_REQUIRED WORK_: Search the records for lines that contain the word "checked". Copy them all.

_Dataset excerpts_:

..............................

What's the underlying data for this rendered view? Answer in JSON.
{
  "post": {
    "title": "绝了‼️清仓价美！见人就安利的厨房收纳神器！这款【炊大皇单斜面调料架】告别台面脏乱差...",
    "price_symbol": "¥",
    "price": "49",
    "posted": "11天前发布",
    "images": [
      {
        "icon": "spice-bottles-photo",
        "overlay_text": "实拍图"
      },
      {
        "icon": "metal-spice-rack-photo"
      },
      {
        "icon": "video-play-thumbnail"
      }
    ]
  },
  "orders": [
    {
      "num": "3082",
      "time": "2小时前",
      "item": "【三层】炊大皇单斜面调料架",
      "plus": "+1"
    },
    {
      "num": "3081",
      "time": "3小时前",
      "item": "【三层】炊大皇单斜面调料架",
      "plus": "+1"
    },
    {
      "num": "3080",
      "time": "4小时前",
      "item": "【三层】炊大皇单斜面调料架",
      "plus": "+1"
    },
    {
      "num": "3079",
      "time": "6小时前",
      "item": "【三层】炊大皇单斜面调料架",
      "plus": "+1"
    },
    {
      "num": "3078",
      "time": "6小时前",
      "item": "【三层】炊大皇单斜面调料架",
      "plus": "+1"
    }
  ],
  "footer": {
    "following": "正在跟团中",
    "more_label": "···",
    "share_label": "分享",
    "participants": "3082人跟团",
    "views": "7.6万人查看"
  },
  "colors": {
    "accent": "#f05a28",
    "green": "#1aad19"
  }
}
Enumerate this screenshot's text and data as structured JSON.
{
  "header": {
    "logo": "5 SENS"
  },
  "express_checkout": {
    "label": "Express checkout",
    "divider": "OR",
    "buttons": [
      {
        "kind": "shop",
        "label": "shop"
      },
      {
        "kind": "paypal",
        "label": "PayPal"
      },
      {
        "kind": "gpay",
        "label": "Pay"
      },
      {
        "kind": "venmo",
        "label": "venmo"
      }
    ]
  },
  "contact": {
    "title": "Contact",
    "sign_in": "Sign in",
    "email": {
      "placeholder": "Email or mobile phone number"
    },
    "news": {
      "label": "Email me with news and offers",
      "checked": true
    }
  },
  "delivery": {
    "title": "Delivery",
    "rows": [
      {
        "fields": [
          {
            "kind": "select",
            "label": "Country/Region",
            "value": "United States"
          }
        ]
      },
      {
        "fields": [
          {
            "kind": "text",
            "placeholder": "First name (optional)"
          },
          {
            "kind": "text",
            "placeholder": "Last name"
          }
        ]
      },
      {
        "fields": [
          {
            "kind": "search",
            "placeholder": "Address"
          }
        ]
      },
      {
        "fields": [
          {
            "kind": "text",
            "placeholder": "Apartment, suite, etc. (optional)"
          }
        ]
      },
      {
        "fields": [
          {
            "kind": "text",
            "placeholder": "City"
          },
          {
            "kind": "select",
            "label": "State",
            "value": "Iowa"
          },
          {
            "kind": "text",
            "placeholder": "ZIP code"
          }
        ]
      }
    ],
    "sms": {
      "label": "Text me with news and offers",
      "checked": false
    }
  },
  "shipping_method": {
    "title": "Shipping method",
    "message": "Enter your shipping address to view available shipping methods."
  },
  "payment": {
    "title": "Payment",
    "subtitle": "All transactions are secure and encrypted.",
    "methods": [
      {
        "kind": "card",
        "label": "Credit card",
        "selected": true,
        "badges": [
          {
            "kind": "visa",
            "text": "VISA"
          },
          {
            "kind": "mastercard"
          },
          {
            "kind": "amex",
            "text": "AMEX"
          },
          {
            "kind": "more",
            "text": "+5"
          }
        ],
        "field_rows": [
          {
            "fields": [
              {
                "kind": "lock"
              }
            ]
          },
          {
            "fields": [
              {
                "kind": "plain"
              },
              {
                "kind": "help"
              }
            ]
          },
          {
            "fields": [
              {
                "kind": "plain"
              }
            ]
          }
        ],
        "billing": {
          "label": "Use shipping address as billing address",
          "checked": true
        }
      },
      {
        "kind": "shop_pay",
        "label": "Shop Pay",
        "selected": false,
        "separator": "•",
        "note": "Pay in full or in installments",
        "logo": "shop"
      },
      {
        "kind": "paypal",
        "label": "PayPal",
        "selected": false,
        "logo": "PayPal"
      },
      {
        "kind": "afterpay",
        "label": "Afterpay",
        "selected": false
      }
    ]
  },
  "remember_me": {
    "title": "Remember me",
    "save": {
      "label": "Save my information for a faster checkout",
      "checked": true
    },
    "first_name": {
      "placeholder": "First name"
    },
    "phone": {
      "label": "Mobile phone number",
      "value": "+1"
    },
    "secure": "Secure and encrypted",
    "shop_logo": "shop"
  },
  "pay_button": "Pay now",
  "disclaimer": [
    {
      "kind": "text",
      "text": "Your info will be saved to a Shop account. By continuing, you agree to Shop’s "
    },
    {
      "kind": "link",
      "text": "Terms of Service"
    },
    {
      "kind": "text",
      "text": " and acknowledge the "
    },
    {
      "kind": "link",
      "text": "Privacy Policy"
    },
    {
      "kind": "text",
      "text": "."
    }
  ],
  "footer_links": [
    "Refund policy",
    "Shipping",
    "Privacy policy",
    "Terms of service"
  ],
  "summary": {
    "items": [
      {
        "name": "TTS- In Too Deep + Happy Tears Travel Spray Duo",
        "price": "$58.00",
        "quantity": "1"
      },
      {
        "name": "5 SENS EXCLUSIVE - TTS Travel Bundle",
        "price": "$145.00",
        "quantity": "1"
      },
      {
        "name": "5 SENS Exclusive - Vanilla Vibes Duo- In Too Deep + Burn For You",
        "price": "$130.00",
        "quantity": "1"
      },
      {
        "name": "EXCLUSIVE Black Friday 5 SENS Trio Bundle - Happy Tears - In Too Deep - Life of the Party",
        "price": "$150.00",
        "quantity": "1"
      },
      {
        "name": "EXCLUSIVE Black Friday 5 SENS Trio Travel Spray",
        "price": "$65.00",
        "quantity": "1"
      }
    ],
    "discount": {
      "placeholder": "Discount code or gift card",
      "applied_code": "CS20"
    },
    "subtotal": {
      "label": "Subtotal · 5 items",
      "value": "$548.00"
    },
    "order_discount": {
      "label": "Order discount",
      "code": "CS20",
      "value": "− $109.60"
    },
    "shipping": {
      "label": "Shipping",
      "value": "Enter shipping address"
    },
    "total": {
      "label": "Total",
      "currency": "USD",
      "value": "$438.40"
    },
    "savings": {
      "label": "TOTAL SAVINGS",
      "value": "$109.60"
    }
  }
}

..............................

_ANSWER TO THE PROBLEM_:
      "checked": true
      "checked": false
          "checked": true
      "checked": true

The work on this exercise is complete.